WHAT YOU NEED TO DO >>
Throughout the listing below, show every line in which "meta" occurs.

[SUPPLIED MATERIAL]

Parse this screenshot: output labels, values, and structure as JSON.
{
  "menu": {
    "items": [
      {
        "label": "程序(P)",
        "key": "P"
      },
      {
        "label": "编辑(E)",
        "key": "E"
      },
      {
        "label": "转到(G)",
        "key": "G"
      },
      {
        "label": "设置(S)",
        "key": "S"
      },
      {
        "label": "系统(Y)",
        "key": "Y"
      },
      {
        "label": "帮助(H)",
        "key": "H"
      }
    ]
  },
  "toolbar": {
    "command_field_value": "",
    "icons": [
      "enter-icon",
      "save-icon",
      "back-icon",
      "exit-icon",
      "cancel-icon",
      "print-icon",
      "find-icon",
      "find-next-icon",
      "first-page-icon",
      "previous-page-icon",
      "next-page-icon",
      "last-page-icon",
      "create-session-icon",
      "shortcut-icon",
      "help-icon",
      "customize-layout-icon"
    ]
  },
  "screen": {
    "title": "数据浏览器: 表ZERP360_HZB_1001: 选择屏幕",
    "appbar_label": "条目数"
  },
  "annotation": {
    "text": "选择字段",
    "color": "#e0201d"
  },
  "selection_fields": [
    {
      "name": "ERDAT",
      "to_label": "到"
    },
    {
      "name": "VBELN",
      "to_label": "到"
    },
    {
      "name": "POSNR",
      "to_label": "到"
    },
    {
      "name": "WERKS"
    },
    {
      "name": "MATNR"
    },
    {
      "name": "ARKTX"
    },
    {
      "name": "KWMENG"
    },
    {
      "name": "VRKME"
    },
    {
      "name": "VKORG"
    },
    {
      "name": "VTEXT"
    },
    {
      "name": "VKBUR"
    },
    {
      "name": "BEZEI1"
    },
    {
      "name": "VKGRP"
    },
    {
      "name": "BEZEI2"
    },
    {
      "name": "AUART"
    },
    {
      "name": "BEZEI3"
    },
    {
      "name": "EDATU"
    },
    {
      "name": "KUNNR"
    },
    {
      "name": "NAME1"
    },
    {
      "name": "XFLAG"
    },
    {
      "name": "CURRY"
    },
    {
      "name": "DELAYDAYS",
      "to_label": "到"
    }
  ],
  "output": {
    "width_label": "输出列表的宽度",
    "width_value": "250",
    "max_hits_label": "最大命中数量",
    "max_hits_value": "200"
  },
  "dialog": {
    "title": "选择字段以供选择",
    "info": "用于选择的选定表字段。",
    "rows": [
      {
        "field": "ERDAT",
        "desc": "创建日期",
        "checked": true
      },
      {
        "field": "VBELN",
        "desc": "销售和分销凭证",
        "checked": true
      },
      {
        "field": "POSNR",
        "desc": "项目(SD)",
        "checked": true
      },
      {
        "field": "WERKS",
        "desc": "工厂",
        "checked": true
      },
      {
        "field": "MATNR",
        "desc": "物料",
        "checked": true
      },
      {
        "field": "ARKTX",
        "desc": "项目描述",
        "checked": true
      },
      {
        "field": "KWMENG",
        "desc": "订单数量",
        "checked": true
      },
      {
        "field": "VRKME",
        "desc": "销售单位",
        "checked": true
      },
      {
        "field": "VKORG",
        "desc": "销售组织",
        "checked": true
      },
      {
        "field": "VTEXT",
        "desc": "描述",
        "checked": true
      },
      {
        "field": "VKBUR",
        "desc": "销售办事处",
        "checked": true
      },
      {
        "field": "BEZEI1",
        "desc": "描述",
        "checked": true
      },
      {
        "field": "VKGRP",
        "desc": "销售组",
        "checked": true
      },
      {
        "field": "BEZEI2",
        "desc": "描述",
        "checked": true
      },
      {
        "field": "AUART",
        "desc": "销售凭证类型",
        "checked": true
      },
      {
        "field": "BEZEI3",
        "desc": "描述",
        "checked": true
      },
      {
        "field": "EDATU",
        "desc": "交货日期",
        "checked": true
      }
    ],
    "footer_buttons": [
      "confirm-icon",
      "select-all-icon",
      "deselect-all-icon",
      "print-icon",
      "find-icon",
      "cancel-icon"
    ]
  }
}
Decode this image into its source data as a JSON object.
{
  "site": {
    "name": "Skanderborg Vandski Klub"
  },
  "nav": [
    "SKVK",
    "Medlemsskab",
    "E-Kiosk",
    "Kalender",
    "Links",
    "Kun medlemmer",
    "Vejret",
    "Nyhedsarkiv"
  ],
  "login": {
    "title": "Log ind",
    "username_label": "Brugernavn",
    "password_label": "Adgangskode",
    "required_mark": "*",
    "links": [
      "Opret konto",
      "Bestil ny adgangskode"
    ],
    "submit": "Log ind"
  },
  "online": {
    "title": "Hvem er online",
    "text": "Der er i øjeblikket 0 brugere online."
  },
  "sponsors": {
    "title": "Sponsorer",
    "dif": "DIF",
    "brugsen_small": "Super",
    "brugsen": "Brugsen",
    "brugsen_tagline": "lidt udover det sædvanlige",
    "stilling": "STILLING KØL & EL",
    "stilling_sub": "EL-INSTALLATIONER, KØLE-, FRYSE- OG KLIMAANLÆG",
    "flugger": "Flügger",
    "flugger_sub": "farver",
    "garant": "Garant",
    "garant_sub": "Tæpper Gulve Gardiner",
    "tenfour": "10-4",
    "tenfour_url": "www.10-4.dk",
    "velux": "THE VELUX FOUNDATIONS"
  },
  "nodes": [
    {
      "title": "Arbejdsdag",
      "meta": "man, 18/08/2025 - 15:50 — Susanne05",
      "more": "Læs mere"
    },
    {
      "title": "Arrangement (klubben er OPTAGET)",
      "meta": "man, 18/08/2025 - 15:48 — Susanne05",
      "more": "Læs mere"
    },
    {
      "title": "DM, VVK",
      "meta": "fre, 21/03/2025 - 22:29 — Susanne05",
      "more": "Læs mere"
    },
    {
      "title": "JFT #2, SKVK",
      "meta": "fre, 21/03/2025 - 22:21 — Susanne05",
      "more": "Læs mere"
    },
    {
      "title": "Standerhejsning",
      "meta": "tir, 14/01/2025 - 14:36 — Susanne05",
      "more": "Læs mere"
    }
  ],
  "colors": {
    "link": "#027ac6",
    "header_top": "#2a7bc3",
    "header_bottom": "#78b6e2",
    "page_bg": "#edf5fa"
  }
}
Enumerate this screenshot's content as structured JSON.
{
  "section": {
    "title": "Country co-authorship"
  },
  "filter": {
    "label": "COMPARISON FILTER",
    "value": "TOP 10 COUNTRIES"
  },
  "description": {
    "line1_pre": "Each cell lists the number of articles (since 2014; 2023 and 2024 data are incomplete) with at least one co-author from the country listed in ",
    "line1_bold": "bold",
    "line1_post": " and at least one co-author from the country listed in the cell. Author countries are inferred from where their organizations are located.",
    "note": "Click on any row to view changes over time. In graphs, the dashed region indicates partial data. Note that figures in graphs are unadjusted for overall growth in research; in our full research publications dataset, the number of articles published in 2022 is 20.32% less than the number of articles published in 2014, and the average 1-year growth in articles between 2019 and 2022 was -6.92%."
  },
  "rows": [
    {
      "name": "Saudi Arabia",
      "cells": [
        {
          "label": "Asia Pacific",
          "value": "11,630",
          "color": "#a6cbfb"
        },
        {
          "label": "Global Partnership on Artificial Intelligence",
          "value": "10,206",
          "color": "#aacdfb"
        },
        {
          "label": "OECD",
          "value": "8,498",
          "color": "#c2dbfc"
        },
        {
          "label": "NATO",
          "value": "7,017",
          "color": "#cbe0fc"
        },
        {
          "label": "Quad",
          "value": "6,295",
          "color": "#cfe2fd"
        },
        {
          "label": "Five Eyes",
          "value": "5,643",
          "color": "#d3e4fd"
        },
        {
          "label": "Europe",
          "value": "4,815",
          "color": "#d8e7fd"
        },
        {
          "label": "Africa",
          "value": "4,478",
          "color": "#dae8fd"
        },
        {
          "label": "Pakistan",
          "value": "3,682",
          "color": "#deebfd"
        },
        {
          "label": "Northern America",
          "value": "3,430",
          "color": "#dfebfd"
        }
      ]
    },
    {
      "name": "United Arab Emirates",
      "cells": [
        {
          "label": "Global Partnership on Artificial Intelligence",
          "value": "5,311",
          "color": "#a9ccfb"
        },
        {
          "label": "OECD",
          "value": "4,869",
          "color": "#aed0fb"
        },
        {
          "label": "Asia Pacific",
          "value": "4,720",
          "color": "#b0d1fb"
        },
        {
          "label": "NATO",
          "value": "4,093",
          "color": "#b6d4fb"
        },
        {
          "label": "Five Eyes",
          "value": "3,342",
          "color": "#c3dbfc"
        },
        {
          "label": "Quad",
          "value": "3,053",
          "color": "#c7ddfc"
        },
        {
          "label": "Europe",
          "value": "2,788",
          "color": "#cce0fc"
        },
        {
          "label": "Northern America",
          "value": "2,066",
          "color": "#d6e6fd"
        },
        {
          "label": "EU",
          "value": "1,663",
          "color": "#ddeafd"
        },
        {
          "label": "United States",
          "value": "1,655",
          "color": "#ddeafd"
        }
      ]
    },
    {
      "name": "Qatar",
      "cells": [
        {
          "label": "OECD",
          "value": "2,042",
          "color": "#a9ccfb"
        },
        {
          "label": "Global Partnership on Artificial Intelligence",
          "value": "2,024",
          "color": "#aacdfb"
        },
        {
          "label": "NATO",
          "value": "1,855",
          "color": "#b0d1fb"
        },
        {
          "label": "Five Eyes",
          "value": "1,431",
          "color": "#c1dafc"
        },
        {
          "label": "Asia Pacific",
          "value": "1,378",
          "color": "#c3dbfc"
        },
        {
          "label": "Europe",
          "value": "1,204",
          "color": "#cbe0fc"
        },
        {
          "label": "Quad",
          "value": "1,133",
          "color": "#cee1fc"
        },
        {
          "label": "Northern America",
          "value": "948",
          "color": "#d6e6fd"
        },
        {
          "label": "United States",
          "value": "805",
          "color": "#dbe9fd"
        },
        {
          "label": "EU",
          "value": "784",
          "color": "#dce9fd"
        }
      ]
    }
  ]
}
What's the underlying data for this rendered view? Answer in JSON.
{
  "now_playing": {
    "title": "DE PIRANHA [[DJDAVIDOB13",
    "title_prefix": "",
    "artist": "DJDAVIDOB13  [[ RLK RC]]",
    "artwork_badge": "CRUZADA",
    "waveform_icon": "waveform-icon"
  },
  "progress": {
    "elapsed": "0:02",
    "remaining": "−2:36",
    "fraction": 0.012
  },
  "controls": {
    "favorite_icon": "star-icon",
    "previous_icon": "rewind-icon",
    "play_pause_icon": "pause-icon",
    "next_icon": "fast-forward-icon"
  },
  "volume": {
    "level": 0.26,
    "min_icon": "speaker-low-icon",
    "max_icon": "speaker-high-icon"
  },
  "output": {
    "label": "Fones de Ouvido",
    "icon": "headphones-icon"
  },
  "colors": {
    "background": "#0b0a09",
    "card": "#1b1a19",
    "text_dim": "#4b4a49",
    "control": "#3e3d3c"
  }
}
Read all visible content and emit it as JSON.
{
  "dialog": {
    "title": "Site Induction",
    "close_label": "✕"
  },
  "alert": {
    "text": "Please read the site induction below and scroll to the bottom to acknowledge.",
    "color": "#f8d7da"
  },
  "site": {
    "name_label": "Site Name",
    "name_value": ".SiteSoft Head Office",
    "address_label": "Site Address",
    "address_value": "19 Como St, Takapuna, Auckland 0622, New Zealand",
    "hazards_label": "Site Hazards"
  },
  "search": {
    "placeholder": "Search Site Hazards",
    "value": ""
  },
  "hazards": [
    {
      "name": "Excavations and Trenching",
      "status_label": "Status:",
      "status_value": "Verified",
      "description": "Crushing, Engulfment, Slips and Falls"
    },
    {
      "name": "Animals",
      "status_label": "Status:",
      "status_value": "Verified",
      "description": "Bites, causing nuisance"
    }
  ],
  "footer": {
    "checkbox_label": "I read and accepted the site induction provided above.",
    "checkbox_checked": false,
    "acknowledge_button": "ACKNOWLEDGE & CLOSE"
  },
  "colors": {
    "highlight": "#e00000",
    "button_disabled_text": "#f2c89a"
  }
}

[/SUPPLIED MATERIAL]

SOLVED EXERCISE >>
      "meta": "man, 18/08/2025 - 15:50 — Susanne05",
      "meta": "man, 18/08/2025 - 15:48 — Susanne05",
      "meta": "fre, 21/03/2025 - 22:29 — Susanne05",
      "meta": "fre, 21/03/2025 - 22:21 — Susanne05",
      "meta": "tir, 14/01/2025 - 14:36 — Susanne05",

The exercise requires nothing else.